Forced religious conversion may pose a danger to national security and impinge on religious freedom of citizens, the Supreme Court said on Monday, and asked the Centre to step in and make sincere efforts to tackle the "very serious" issue.
The court warned a "very difficult situation" will emerge if proselytisation through deception, allurement and intimidation is not stopped.
"The issue with respect to the alleged conversion of religion, if it is found to be correct and true, is a very serious issue which may ultimately affect the security of the nation as well as the freedom of religion and conscience of the citizens.
"Therefore, it is better that the Union government may make their stand clear and file counter on what steps can be taken by Union and/or others to curb such forced conversion maybe by force, allurement or fraudulent means," a bench of Justices M R Shah and Hima Kohli said.
The court asked Solicitor General Tushar Mehta to enumerate measures to curb the practice.
"This is a very serious matter. Sincere efforts are to be made by the Centre to stop forced conversions. Otherwise very difficult situation will come. Tell us what action do you propose....You have to step in," the bench observed.
Mehta submitted before the top court that the issue was debated even in the Constituent Assembly.
"There were two Acts.
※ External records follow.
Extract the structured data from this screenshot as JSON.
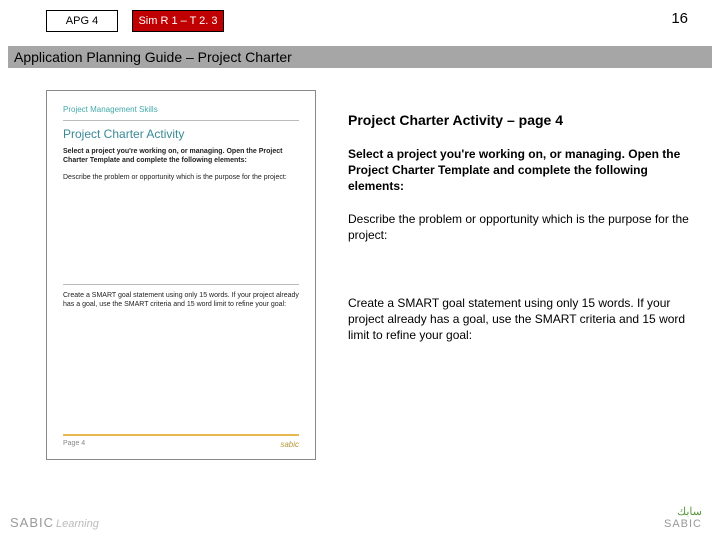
{
  "header": {
    "tag_apg": "APG 4",
    "tag_sim": "Sim R 1 – T 2. 3",
    "slide_number": "16"
  },
  "title_bar": "Application Planning Guide – Project Charter",
  "thumbnail": {
    "subject": "Project Management Skills",
    "heading": "Project Charter Activity",
    "bold": "Select a project you're working on, or managing. Open the Project Charter Template and complete the following elements:",
    "p1": "Describe the problem or opportunity which is the purpose for the project:",
    "p2": "Create a SMART goal statement using only 15 words. If your project already has a goal, use the SMART criteria and 15 word limit to refine your goal:",
    "page_label": "Page 4",
    "brand": "sabic"
  },
  "right": {
    "heading": "Project Charter Activity – page 4",
    "bold": "Select a project you're working on, or managing. Open the Project Charter Template and complete the following elements:",
    "p1": "Describe the problem or opportunity which is the purpose for the project:",
    "p2": "Create a SMART goal statement using only 15 words. If your project already has a goal, use the SMART criteria and 15 word limit to refine your goal:"
  },
  "footer": {
    "left_brand": "SABIC",
    "left_sub": "Learning",
    "right_ar": "سابك",
    "right_en": "SABIC"
  }
}
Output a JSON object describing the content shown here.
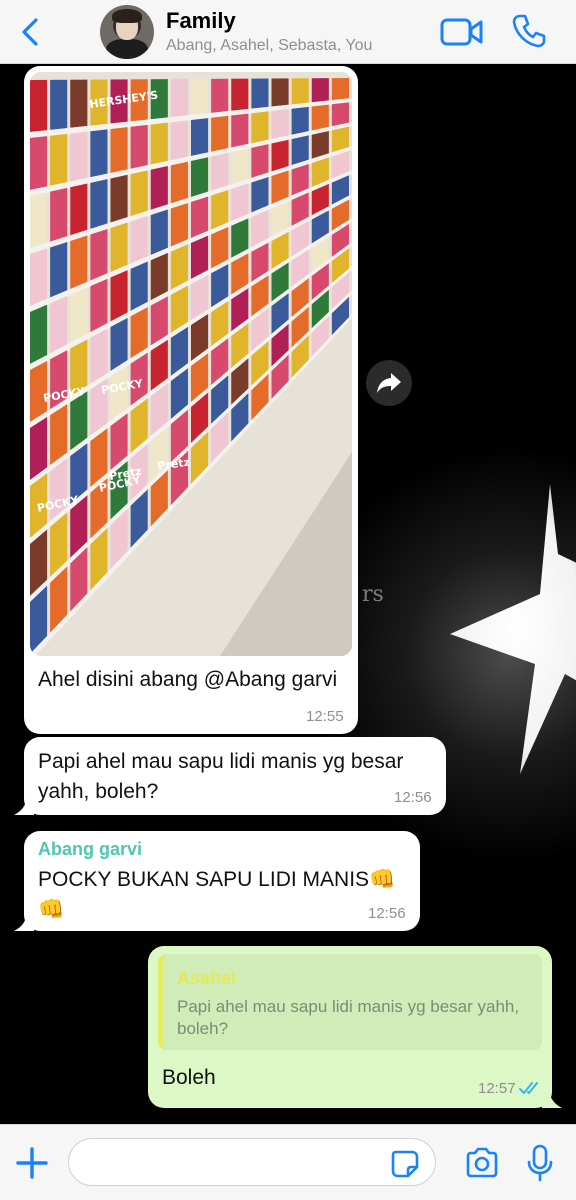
{
  "header": {
    "title": "Family",
    "subtitle": "Abang, Asahel, Sebasta, You",
    "accent_color": "#1a82fb"
  },
  "background": {
    "overlay_text": "rs"
  },
  "messages": [
    {
      "type": "image",
      "direction": "incoming",
      "image_labels": [
        "HERSHEY'S",
        "POCKY",
        "POCKY",
        "POCKY",
        "POCKY",
        "Pretz",
        "Pretz"
      ],
      "caption": "Ahel disini abang @Abang garvi",
      "time": "12:55"
    },
    {
      "type": "text",
      "direction": "incoming",
      "text": "Papi ahel mau sapu lidi manis yg besar yahh, boleh?",
      "time": "12:56"
    },
    {
      "type": "text",
      "direction": "incoming",
      "sender": "Abang garvi",
      "sender_color": "#4fc7b1",
      "text": "POCKY BUKAN SAPU LIDI MANIS👊 👊",
      "time": "12:56"
    },
    {
      "type": "reply",
      "direction": "outgoing",
      "quoted_sender": "Asahel",
      "quoted_text": "Papi ahel mau sapu lidi manis yg besar yahh, boleh?",
      "text": "Boleh",
      "time": "12:57",
      "status": "read"
    }
  ],
  "input": {
    "placeholder": "",
    "value": ""
  }
}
One was by the Odisha government and other one by Madhya Pradesh dealing with regulation of any forcible conversion by deceit, falsehood or fraud, money. These issues came before this court for consideration and the top court upheld the validity," Mehta said.
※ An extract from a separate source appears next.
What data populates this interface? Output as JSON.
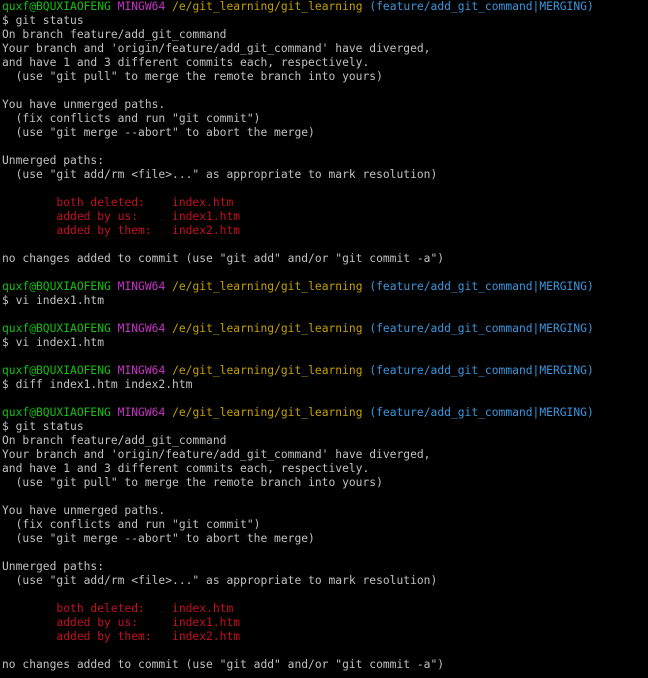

The solicitor general said forced religious conversions are rampant in tribal areas.
Many a time the victims are not aware they are the subject matter of criminal offence and would say they are being helped, Mehta said.
The top court observed there may be freedom of religion but there cannot be freedom of religion by forced conversion.
It granted time till November 22, 2022 to the Centre to file its response on the issue and posted the matter for hearing on November 28.
The apex court was hearing a plea filed by advocate Ashwini Kumar Upadhyay seeking direction to the Centre and states to take stringent steps to control fraudulent religious conversion by "intimidation, threatening, deceivingly luring through gifts and monetary benefits".
The top court had on September 23 sought responses from the Centre and others to the plea.
Upadhyay submitted in his plea that forced religious conversion is a nationwide problem which needs to be tackled immediately.
"The injury caused to the citizens is extremely large because there is not even one district which is free of religious conversion by 'hook and crook'," the plea submitted.
"Incidents are reported every week throughout the country where conversion is done by intimidating, threatening, deceivingly luring through gifts and monetary benefits and also by using black magic, superstition, miracles but Centre and States have not taken stringent steps to stop this menace," said the plea filed through advocate Ashwani Kumar Dubey.
The plea has also sought directions to the Law Commission of India to prepare a report as well as a Bill to control religious conversion by intimidation and through monetary benefits.